Signs of Dehydration
Dehydration can occur if your companion animal loses too much fluid from their body. Electrolytes also lost from the body will prevent normal body function and cause issues. Dehydration is more common in breeds that are sensitive to the heat such a white colored cats and Siamese cats.
Hydration therapy is done by replacing the water and electrolytes such as potassium, chloride, and sodium. Subcutaneous fluids administered through the skin and the use of pedialyte are two methods that you can do at home for restoring hydration. You will need to ask your vet for the fluids and administration syringe. Unflavored peidalyte can be given in small amounts every 10 minutes.
If you think your cat or is dehydrated, there are several easy ways for you to tell. The most common symptom of dehydration is when your cat’s skin becomes tented. If you pinch and lift the skin over your cat’s shoulder blades and let go, the skin should snap back in place right away. The longer it takes for the skin to go back in place, the more dehydrated that your cat is.
You may also notice the following symptoms in a dehydrated animal.
Gums that are dry and tacky
Refusal to eat, move, or play much if at all
Small or infrequent urination habits
Sunken eye balls and third eyelid popping up
Cold paws due to poor blood circulation

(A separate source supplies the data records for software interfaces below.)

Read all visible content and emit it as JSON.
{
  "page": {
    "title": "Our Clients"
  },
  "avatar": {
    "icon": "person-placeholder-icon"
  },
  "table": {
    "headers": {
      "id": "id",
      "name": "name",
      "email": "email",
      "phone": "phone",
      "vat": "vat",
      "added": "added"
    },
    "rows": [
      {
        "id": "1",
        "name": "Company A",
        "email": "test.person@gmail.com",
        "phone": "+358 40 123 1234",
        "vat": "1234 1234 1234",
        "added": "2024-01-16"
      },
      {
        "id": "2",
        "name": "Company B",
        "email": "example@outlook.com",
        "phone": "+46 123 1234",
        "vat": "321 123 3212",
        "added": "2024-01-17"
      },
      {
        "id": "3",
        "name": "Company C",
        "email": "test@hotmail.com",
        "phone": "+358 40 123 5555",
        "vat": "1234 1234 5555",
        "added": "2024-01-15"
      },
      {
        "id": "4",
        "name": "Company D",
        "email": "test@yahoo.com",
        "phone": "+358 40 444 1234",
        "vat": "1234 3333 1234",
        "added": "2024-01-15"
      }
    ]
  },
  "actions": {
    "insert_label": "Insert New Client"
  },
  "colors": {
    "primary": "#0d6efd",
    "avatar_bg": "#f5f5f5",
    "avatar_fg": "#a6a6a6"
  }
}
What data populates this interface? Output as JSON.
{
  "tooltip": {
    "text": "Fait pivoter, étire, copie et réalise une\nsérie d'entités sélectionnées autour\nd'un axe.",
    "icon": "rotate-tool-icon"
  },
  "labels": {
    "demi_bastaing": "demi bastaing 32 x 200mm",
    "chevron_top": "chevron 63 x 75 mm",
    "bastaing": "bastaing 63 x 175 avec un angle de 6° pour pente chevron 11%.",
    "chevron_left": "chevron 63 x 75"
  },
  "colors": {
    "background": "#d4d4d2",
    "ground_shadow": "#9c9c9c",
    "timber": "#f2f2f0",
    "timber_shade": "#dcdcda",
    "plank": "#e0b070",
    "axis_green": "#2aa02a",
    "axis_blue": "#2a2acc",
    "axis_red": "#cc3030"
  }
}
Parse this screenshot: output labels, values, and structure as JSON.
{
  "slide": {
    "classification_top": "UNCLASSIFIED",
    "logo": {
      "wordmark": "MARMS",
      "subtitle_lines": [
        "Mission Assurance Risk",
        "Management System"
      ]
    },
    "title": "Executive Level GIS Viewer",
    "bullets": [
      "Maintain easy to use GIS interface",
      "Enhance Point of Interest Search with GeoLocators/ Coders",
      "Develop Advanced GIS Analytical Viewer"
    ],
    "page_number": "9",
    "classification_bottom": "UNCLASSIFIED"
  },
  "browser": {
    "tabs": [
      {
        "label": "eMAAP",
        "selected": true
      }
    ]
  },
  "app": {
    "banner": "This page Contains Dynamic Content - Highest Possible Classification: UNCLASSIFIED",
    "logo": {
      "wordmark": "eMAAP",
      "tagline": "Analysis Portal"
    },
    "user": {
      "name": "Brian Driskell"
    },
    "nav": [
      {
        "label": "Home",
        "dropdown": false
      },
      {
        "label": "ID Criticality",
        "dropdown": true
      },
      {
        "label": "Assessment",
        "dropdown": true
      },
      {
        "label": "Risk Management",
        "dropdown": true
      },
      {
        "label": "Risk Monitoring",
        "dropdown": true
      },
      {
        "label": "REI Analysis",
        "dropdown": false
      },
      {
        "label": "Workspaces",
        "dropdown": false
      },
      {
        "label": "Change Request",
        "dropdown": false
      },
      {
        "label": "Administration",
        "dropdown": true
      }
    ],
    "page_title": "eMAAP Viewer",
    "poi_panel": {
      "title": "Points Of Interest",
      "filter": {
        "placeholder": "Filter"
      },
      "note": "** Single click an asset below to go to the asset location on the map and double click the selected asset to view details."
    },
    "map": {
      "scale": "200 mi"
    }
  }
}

A capillary refill time test can be administered to the gums in addition to these signs. This test is to see how long it takes for gum capillaries to restore color after pressure is applied to them. It should take less than two seconds for color to return. Intravenous fluids may be required for any animal that becomes severely hydrated. Your animal is likely to be hospitalized for several days for serve dehydration. Subcutaneous fluids are not well absorbed by animals that are so dehydrated that they can barely move or unable to perform other bodily functions.
Urinary Tract Infection
Feline lower urinary tract disease covers a number of disorders that have to do with the urinary tract. This disease occurs in both male and female cats. About 1 percent of cats are impacted each year. Male cats are at an increased risk of complete blockage due to having a narrower urethra. Any changes in litter box usage could warrant a veterinary visit.
Obstruction in the urethra, straining to urinate, and blood in the urine are some of the cardinal signs of a urinary tract infection. Excessive licking of the genitals, frequent trips to the litter box, and urinating outside of the box are also common in infected cats.
Animals also tend to play less, hide more, and become much more vocal when sick with any disease. If you suspect your cat is infected with urinary tract infection or is blocked, this is an emergency that should be taken seriously. Cats can die in small amount of time when they cannot urinate properly because their kidneys start to shut down.
Zachariah Atteberry has over five years of shelter experience and has professional experience dealing with many areas of animal care such as behavior, medicine, and nutrition. He looks forward to sharing his expertise with you.